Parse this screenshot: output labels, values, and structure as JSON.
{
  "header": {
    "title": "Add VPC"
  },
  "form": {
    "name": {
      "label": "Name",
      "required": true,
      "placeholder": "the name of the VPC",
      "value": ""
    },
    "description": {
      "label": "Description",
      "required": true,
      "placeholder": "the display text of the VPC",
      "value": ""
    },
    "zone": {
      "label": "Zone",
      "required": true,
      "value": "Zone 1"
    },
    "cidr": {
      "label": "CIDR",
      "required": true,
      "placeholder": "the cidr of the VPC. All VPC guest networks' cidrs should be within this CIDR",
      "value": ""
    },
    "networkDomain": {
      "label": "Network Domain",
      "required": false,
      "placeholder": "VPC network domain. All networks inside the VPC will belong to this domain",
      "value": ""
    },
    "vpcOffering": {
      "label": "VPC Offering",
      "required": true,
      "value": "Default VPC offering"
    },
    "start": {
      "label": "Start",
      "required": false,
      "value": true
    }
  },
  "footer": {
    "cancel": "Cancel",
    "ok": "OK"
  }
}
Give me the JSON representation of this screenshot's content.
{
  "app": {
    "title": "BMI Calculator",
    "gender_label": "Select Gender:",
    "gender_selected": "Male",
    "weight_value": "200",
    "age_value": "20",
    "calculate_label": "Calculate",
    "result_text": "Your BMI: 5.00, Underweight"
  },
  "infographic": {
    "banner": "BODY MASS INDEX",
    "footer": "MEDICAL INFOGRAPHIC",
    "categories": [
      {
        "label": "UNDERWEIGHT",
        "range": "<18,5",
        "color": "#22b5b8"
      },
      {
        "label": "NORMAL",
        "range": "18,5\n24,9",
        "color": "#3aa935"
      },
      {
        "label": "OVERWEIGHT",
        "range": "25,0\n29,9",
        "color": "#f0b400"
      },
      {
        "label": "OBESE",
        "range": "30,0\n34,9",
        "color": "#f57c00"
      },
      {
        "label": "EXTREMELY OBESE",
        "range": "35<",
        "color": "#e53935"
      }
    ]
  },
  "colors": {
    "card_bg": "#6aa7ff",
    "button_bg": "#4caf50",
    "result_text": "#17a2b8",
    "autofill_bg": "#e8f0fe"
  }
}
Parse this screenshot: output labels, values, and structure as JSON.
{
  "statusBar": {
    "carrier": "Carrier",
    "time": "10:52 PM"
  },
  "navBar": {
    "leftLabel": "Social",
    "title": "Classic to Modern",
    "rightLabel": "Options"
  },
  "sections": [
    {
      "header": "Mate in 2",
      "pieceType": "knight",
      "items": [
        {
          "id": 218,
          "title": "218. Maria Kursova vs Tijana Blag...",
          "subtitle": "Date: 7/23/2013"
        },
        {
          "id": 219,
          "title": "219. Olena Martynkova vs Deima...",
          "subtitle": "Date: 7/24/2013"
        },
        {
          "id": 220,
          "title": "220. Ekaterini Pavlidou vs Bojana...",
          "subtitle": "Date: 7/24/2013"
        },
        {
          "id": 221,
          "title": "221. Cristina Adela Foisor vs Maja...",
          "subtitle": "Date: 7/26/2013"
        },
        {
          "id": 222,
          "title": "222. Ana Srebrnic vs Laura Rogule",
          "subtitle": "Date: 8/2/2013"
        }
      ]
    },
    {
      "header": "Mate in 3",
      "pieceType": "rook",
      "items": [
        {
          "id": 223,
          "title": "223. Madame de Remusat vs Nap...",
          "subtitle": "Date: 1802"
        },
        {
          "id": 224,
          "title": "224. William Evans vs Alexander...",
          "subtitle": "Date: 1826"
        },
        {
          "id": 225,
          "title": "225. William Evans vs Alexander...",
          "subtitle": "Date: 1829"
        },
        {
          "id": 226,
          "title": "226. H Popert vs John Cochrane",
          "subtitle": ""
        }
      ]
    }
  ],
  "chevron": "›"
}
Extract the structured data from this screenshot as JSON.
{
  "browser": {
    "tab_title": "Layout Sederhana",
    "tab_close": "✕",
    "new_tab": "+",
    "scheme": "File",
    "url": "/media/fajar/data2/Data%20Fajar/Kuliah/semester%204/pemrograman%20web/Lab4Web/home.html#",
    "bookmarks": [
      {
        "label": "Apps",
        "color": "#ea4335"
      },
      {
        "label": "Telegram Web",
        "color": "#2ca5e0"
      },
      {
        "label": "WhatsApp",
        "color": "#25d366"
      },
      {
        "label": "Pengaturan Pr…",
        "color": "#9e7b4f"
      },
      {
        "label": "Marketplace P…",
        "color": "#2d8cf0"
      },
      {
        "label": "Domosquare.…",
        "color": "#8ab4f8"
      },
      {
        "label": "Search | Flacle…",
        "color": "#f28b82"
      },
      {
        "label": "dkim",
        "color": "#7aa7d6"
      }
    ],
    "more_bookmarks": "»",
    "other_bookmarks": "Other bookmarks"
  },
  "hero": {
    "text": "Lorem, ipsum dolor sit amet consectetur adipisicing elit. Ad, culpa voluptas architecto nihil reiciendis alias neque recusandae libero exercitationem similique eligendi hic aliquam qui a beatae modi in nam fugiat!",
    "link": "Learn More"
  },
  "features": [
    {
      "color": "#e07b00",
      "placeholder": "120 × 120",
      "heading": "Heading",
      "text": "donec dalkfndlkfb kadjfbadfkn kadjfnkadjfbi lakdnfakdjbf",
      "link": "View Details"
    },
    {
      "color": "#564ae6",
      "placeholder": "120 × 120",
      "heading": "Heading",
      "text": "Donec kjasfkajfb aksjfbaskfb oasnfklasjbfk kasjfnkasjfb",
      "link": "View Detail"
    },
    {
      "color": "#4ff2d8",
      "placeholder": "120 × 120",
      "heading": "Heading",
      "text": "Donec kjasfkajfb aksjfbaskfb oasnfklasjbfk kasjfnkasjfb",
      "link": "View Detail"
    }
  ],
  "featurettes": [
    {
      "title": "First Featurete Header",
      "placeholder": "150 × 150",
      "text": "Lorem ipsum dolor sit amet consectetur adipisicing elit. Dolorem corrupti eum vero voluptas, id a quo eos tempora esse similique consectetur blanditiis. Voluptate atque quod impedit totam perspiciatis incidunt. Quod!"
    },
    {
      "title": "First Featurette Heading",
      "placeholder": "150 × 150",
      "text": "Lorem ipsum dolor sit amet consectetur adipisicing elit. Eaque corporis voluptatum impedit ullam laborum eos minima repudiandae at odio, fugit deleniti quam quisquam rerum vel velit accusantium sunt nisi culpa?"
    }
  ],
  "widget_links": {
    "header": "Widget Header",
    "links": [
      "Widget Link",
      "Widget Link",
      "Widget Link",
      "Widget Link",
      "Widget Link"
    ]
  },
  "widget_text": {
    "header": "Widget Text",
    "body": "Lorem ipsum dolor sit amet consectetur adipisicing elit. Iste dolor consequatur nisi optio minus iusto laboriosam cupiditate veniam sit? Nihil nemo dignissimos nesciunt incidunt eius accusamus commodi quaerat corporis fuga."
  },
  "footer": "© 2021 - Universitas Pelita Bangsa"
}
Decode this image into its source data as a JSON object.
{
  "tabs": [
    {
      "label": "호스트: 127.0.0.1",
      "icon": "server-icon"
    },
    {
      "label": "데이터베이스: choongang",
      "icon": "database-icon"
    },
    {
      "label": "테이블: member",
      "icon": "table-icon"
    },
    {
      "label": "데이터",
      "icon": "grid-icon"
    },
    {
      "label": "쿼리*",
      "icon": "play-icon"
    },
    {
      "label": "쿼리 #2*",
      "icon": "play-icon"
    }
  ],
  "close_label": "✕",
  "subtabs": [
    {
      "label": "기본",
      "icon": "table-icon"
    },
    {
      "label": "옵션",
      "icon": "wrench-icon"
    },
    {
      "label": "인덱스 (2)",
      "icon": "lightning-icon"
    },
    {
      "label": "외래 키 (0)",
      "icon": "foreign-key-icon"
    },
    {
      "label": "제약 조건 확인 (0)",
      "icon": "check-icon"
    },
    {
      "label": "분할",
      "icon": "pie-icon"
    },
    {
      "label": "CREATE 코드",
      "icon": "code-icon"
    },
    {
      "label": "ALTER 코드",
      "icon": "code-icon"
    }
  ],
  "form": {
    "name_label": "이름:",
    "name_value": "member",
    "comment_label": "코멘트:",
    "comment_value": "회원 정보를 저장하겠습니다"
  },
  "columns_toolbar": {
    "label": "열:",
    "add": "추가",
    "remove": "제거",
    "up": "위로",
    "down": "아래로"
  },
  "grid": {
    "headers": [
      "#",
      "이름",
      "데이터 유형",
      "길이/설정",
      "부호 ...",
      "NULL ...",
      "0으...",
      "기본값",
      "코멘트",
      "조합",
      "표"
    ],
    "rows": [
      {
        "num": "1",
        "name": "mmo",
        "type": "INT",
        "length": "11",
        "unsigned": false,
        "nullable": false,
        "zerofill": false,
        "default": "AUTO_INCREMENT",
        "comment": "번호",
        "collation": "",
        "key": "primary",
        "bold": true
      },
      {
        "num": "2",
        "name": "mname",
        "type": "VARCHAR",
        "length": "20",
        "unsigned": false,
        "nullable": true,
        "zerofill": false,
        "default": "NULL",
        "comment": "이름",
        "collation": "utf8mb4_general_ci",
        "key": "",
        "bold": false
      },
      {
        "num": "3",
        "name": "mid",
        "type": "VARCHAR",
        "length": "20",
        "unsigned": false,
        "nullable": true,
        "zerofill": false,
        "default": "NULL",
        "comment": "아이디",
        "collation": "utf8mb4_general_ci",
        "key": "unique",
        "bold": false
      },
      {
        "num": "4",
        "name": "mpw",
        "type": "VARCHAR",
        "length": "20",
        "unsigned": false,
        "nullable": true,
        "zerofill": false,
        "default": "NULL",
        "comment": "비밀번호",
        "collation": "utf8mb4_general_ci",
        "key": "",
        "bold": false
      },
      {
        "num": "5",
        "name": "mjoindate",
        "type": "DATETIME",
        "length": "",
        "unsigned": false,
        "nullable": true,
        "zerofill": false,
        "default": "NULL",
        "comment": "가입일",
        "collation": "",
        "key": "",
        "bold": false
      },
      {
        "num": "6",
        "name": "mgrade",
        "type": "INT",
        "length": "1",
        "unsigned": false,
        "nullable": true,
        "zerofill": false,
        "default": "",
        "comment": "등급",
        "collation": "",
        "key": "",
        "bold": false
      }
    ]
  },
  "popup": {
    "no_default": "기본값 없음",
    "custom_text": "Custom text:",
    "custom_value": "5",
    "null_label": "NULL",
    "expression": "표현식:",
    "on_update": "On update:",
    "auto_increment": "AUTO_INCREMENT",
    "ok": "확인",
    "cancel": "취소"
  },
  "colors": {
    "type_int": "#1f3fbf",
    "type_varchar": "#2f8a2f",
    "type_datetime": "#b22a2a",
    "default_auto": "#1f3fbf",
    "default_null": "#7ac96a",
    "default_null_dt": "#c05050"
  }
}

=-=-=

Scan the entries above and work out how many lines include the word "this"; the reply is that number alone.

7